Hiroshi Mamitsuka (firstname.lastname@example.org)
C&C Research Labs. NEC Corporation.
4-1-1, Miyazaki, Miyamae-ku, Kawasaki, Kanagawa, 216 Japan
We propose a new method for predicting long-range interactions between
amino acid residues based on what we term `homological correlations.'
Here two amino acid residues in a given sequence are said to be
homologically correlated, if the substitution patterns of those
positions in sequences homologous to the given sequence are
Our method picks out a pair of amino acids of interest at
a time, in general in distant positions, and predicts if they are
An important characteristic of our method is that we enhance the input sequence(s) by obtaining sequences homologous to it, not only in training but also in testing. In particular, our method constructs a stochastic rule which takes as input the changes in the pair of positions of interest, and predicts whether or not there exists a long-range interaction between those positions, or more precisely it gives the likelihood for the pair to comprise a long-range interaction.

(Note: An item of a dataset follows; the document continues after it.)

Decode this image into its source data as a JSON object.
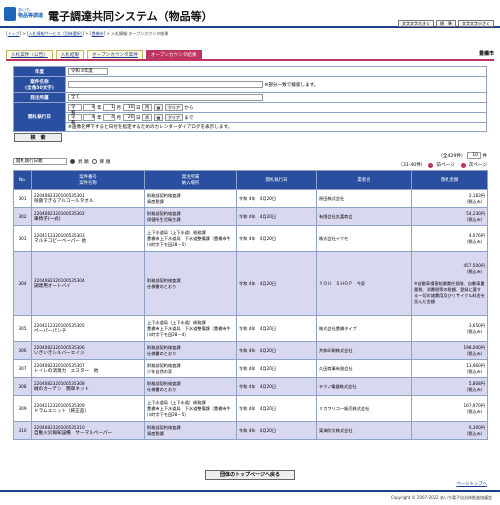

On the basis of the likelihood calculated for each pair, our method finally predicts the pairs of positions comprising a strong long-range interaction, using a two-stage prediction method which consists of a type of heuristic-search algorithm and the Boltzman annealing technique.
In this paper, as a preliminary experiment for demonstrating effectiveness of our method, we focus on the problem of predicting the locations of disulfide bonds, which are a good example of long-range interactions. Disulfide bonds are covalent bonds which form between the side chains of two cysteine residues, adjacent in the three-dimensional structure, but located in distant positions in the primary sequence (e.g. ). Thus the problem of predicting the locations of disulfide bonds here is to determine the pairs of cysteines in a given sequence with unknown disulfide bonds, each of which forms a disulfide bond.
In our experiments, we extracted four proteins from the PDB_LIST 35% LIST to meet a condition that at least 50 additional sequences which are homologous to each of four proteins are available from the HSSP (Homology derived secondary structure of proteins) database Ver 1.0. The four proteins, each of which has less than 35% homology to the other three, are shown in Table 1. Our experimental result shows that, even when only one of the four proteins is used as training data, our method was able to predict all of the locations of disulfide bonds in all four proteins.
This result indicates that there exists a clear correlation between the substitutions of amino acids at any two positions which comprise a long-range interaction such as disulfide bonds. Also, this result suggests that our homological correlation based method is potentially useful in identifying various types of long-range interactions, such as helix-helix or helix-sheet contacts, any of which are thought to be crucial keys to predicting protein three-dimensional structures (e.g.). At present, one biggest disadvantage of our homological correlation based method consists in use of a number of sequences for a given input in both learning and prediction, but such difficulty will be overcome in the future by immense increase of determined sequences with development of various kinds of genome sequencing projects, and then homological correlation will be greatly useful in predicting various long-range interactions described above.